• _HOW TO COMPLETE THIS TASK_: Could you report every line from the entries that includes the word "name"?

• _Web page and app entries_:

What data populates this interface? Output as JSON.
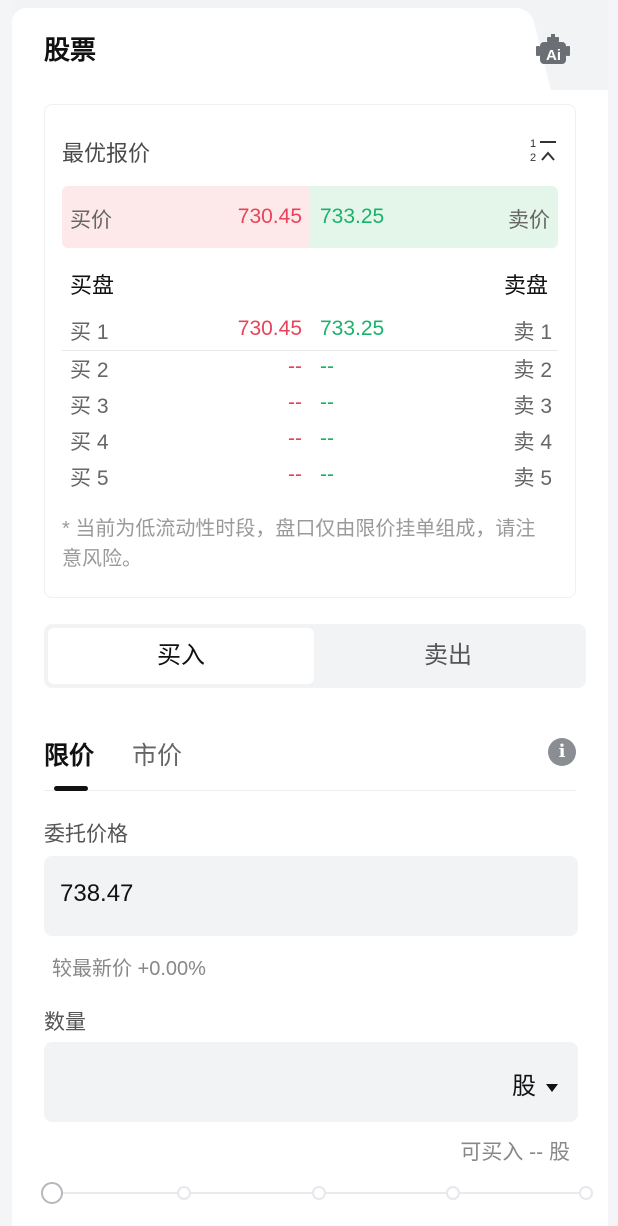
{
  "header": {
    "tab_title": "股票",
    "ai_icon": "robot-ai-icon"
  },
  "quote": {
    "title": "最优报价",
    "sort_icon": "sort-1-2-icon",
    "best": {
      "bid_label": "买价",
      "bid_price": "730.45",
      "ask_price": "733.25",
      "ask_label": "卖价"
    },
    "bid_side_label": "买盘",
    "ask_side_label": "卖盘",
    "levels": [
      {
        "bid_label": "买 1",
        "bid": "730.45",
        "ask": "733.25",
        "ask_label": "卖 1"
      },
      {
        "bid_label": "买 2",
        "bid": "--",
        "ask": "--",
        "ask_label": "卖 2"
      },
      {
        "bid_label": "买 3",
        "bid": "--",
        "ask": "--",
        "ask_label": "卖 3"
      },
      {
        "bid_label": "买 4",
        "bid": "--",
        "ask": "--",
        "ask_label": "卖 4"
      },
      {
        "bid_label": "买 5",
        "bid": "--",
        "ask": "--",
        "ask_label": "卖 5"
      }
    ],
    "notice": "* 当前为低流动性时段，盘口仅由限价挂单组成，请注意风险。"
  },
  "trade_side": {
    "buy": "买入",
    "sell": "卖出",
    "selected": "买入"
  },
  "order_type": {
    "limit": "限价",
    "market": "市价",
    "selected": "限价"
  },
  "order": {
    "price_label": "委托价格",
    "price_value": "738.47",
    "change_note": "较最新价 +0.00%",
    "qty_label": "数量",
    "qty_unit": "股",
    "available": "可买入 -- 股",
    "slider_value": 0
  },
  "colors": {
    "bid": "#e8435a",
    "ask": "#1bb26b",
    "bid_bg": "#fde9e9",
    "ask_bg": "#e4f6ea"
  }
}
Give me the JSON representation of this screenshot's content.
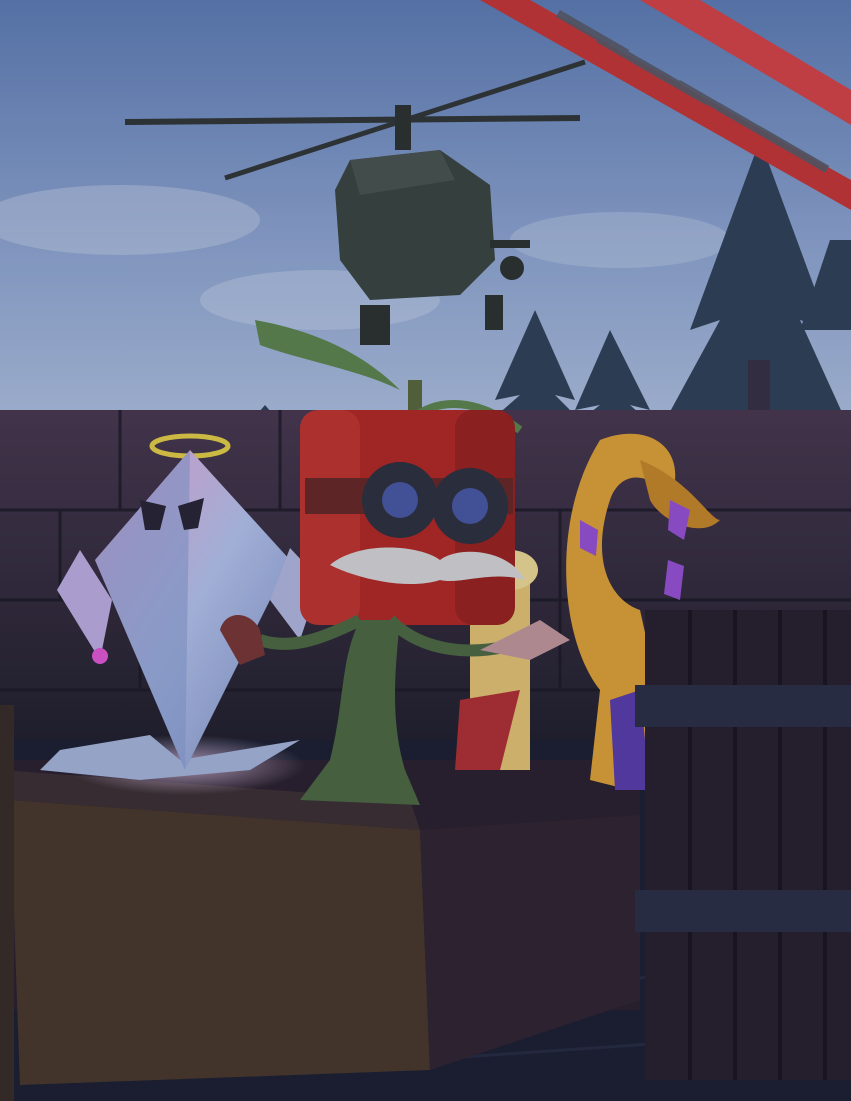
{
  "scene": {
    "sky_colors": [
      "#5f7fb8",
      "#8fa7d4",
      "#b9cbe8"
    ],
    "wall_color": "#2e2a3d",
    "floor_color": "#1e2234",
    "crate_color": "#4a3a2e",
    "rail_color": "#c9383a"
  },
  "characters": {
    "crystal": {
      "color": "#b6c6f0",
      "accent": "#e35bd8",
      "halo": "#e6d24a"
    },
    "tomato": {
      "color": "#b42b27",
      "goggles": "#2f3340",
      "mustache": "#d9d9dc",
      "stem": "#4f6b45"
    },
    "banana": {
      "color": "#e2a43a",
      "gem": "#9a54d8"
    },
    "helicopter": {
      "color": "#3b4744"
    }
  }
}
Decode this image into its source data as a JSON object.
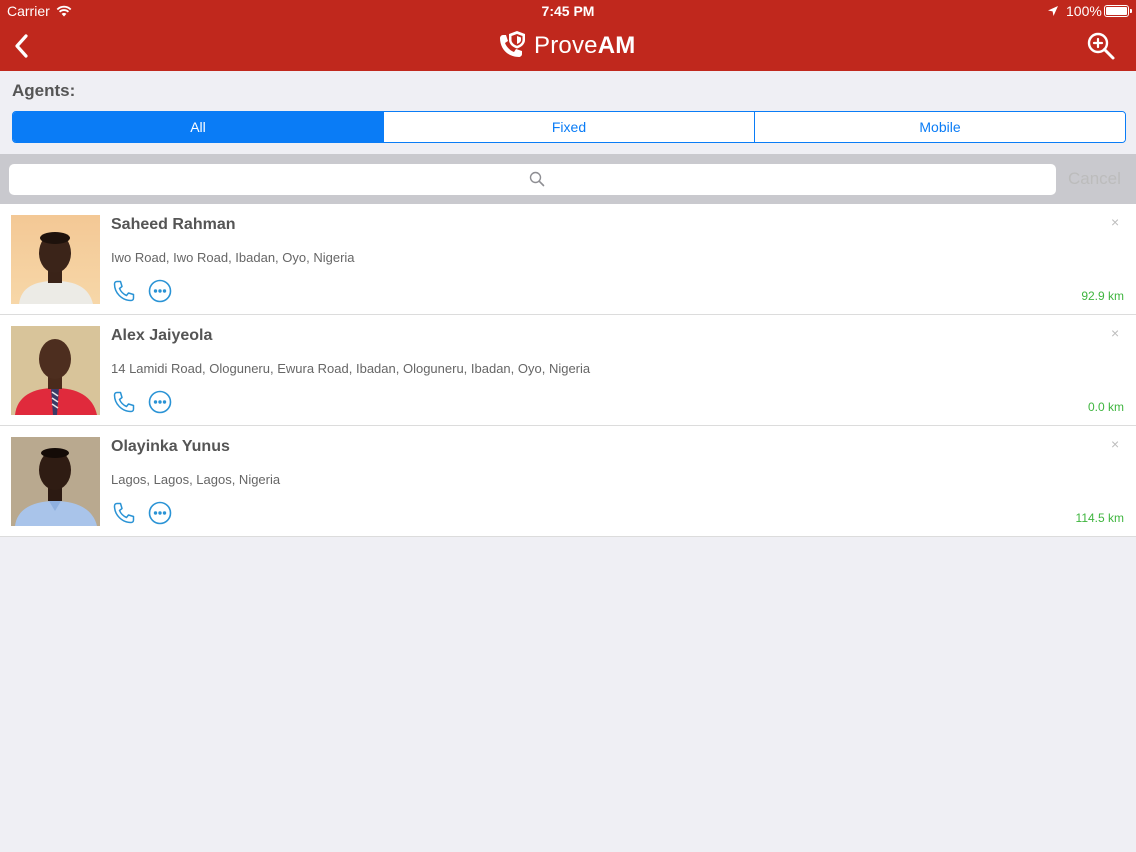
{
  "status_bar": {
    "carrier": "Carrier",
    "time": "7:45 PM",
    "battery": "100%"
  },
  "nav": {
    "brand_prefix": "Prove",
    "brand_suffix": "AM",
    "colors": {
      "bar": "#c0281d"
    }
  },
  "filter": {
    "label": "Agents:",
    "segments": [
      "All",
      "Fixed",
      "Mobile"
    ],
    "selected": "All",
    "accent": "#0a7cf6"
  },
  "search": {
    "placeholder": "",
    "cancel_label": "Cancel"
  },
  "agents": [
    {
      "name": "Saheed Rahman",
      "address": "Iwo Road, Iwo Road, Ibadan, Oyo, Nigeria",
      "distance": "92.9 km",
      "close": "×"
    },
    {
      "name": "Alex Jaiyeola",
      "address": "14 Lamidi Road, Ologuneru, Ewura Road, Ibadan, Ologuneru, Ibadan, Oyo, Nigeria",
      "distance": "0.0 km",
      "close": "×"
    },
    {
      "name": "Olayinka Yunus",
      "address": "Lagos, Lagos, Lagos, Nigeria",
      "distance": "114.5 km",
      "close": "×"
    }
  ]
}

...

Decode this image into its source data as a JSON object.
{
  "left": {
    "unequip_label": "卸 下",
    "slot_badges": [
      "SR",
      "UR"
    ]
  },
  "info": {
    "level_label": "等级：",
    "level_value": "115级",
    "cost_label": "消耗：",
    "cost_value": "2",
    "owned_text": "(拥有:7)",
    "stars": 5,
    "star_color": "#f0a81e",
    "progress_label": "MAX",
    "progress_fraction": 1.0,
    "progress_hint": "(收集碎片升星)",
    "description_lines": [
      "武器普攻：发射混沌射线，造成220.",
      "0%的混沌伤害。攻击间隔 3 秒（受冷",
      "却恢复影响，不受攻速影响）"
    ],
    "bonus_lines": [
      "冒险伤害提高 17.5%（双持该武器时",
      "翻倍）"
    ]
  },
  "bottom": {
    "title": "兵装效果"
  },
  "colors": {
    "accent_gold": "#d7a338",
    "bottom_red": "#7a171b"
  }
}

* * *

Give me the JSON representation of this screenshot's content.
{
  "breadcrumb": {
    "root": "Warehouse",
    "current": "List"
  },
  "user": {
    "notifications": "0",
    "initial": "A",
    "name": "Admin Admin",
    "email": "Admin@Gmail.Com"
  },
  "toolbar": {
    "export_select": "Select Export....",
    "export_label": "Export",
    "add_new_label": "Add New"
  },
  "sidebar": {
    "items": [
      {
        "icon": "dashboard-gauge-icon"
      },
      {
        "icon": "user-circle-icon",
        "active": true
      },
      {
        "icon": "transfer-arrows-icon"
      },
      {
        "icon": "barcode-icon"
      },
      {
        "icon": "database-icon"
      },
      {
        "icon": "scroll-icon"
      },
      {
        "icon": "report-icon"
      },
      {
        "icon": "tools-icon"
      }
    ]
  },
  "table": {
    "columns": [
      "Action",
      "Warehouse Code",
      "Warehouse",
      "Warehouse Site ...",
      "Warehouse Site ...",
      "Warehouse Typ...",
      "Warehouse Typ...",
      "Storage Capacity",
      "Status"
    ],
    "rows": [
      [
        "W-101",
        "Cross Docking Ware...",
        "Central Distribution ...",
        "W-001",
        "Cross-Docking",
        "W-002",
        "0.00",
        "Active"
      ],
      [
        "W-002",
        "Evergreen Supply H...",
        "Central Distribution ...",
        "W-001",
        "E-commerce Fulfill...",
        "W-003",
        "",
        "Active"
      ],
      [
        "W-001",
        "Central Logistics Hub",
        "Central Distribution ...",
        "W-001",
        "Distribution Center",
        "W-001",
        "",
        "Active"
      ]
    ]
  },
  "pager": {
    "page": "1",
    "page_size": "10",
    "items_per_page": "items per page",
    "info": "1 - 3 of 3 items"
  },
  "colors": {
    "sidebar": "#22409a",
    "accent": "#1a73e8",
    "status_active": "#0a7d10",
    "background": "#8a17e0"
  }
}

• _PROBLEM SOLUTION_:
      "name": "Saheed Rahman",
      "name": "Alex Jaiyeola",
      "name": "Olayinka Yunus",
    "name": "Admin Admin",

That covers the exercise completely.